OK, first of all, weed is not going to give you a bigger penis with superhero abilities.
It makes sense that it could have some kind of influence though. Science has shown that we have receptors distributed from our head to toes made to interact with our endocannabinoids, compounds similar to those found in cannabis. It is part of our chemistry, at a cellular level.
- Related Story: Marijuana And Sex: How Much Weed Is Too Much?
We wanted to know more about how cannabis may affect men’s sexual health, so we asked The Fresh Toast Medical Director, Dr. Thomas Green, a board-certified urologist who has helped men be their best sexual selves for the past (nearly) 40 years. He pointed out that for young men, a common concern is erections:
When I evaluate men with impotency, I categorize the potential causes: circulatory, neurologic, hormonal and psychological. My experience is that there is commonly psychological overlay for medical erectile difficulties. In the younger age groups, there is a higher incidence of pure psychological impotence than the older age groups.
Let’s take a look at each of those.
Some Canadian researchers chose to study marijuana and monkey erections. Really, they did. They discovered a negative effect in the smooth muscle tissue of the monkey penis. It seems that high doses of THC decreased the ability of the smooth muscle of the erectile body to contract and made erections less likely, while smaller doses showed no change. Thus, a super high monkey is not always a hard monkey. Point taken.
We do know that being high can create the perception of shifted time or an ability to be lost in the moment. In one small Canadian study, half of respondents said cannabis was sex enhancing and delayed orgasm. We do not know if this was a true change or a difference in the perception of time. Two-thirds said it had a positive effect on their sexual desire.
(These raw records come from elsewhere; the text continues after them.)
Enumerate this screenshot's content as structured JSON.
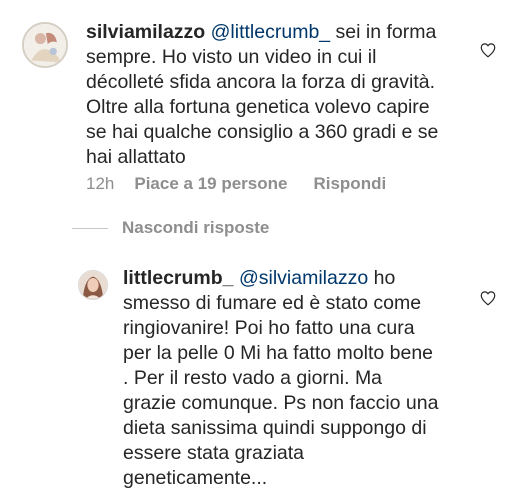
{
  "comment": {
    "username": "silviamilazzo",
    "mention": "@littlecrumb_",
    "lines": [
      " sei in forma",
      "sempre.  Ho visto un video in cui il",
      "décolleté sfida ancora la forza di gravità.",
      "Oltre alla fortuna genetica volevo capire",
      "se hai qualche consiglio a 360 gradi e se",
      "hai allattato"
    ],
    "time": "12h",
    "likes": "Piace a 19 persone",
    "reply_label": "Rispondi"
  },
  "replies_toggle": "Nascondi risposte",
  "reply": {
    "username": "littlecrumb_",
    "mention": "@silviamilazzo",
    "lines": [
      " ho",
      "smesso di fumare ed è stato come",
      "ringiovanire! Poi ho fatto una cura",
      "per la pelle 0 Mi ha fatto molto bene",
      ". Per il resto vado a giorni. Ma",
      "grazie comunque. Ps non faccio una",
      "dieta sanissima quindi suppongo di",
      "essere stata graziata",
      "geneticamente..."
    ]
  },
  "colors": {
    "text": "#262626",
    "meta": "#8e8e8e",
    "mention": "#00376b",
    "divider": "#c7c7c7"
  },
  "icons": {
    "like": "heart-outline-icon"
  }
}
Others found it killed their love buzz.
Findings regarding how using cannabis affects testosterone vary widely and are rather inconclusive so far. Higher consumption rates of cannabis have been tied to lower testosterone levels. These levels seem to readjust as quickly as 24 hours after use is stopped or reduced. We do know that frequent users are leaner and less likely to be obese. Being fit can allow for a more active and even athletic sexual expression. That’s not bad.
“It’s not about the body, it’s about the mind,” to quote the late, great musical genius Prince, who certainly knew a thing or two about sex. Performance anxiety can increase with an intense high. So, guys with an inconsistent erection may not want to smoke out before the big moment or they may risk getting too much in their head. On the other hand, cannabis can help make a good sexual experience a nearly mystical one, given the right balance.
As you may have gathered, none of this is absolutely resolved, not by scientific standards.
Being a good doctor, concerned for our general health and safety, Dr. Green left us with a bit of professional advice:
We have much to learn about the effect of cannabis on erections. Lower doses tend to reduce anxiety and higher doses tend to increase anxiety. If we look at the effects of anxiety on erections, it appears that anxiety can cause intermittent impotence. Therefore, on an anecdotal basis I would recommend moderation to increase the odds of erectile success.
Here is some fun homework if you are ready to take matters into your own hands. Find some time and privacy to enjoy some good, clean cannabis home alone and see how marijuana may affect your erection. If things go well, invite your partner to try a special, elevated experience. While we wait for additional data to answer these questions, you may have fun doing your own home-grown research.
Note: Dr. Thomas Green writes the “Ask the Doctor” column for The Fresh Toast. If you have any medical questions, please send it to Dr. Green.